March 2010 was not only the warmest March globally, but also the third warmest month of all time. I don’t mean it was the third warmest month in terms of absolute temperature — Julys are always several degrees warmer than Januarys — but after the seasonal cycle is filtered out. To be precise, the global temperature was 0.77°C above the 20th century average of 12.7°C for March, the third highest monthly temperature anomaly after February 1998 and January 2007. (In climatology, anomalies are generally more useful than absolute temperatures.)
The global temperature for this April was not far behind, at 0.73°C above the April average of 13.7°C. Similarly, it’s both the warmest April on record and the sixth warmest month of all time. In Australia, May 2009 – April 2010 was the warmest 12-month period on record in the states of Victoria and Tasmania, and the third warmest for the continent overall.
Although this year’s El Niño has now come to an end, May 2010 was still the warmest May (and 13th warmest month), at 0.69°C above the average 14.8°C. Unusually warm temperatures were seen in eastern Europe, Siberia, eastern North America, and large parts of Africa; meanwhile, the Southern Ocean cooled.
Though not record-breakers, January and February were also relatively warm months globally. Despite cold spells in northern land areas (which unfortunately happens to be where the weather most affects public opinion), the Southern Hemisphere had its warmest February on record.
The year-to-date (January-May) has been the warmest such period on record, at 0.68°C above average. So will 2010 break the record for the warmest January-December period? It’s still too early to tell, as we’re not even halfway through the year yet. It’s worth remembering that the opening months of 2007 also saw record-breaking warmth during an El Niño, but later in the year the Earth’s surface cooled rapidly after the Pacific shifted to a La Niña phase.

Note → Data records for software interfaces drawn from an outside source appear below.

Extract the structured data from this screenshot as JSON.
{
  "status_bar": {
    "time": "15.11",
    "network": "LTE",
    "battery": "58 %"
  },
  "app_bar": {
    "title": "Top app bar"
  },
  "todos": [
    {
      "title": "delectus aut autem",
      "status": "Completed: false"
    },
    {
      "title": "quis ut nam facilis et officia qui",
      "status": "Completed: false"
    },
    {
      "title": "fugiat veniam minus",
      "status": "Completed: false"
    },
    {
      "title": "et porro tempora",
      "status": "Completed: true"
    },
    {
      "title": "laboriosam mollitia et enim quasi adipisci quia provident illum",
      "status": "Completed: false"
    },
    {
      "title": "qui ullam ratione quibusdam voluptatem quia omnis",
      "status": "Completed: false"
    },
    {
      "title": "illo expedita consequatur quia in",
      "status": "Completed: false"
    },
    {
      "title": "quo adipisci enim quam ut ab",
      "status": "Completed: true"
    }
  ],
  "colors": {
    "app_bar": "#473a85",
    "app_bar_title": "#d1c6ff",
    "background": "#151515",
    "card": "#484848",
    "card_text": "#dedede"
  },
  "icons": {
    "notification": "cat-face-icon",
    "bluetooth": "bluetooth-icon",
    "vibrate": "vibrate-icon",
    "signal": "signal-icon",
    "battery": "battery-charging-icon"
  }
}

The last 12 months (June-May) were the sixth warmest 12-month period on record with a mean temperature anomaly of 0.62°C. The current record is 0.64°C, held by August 1998. However, the 12-month mean should continue to climb in the coming months…
In summary, this year is breaking all the temperature records, and it might just break the biggest one of all: that of the Earth’s warmest year on record.
I’m archiving past updates on 2010 global temperatures on this page.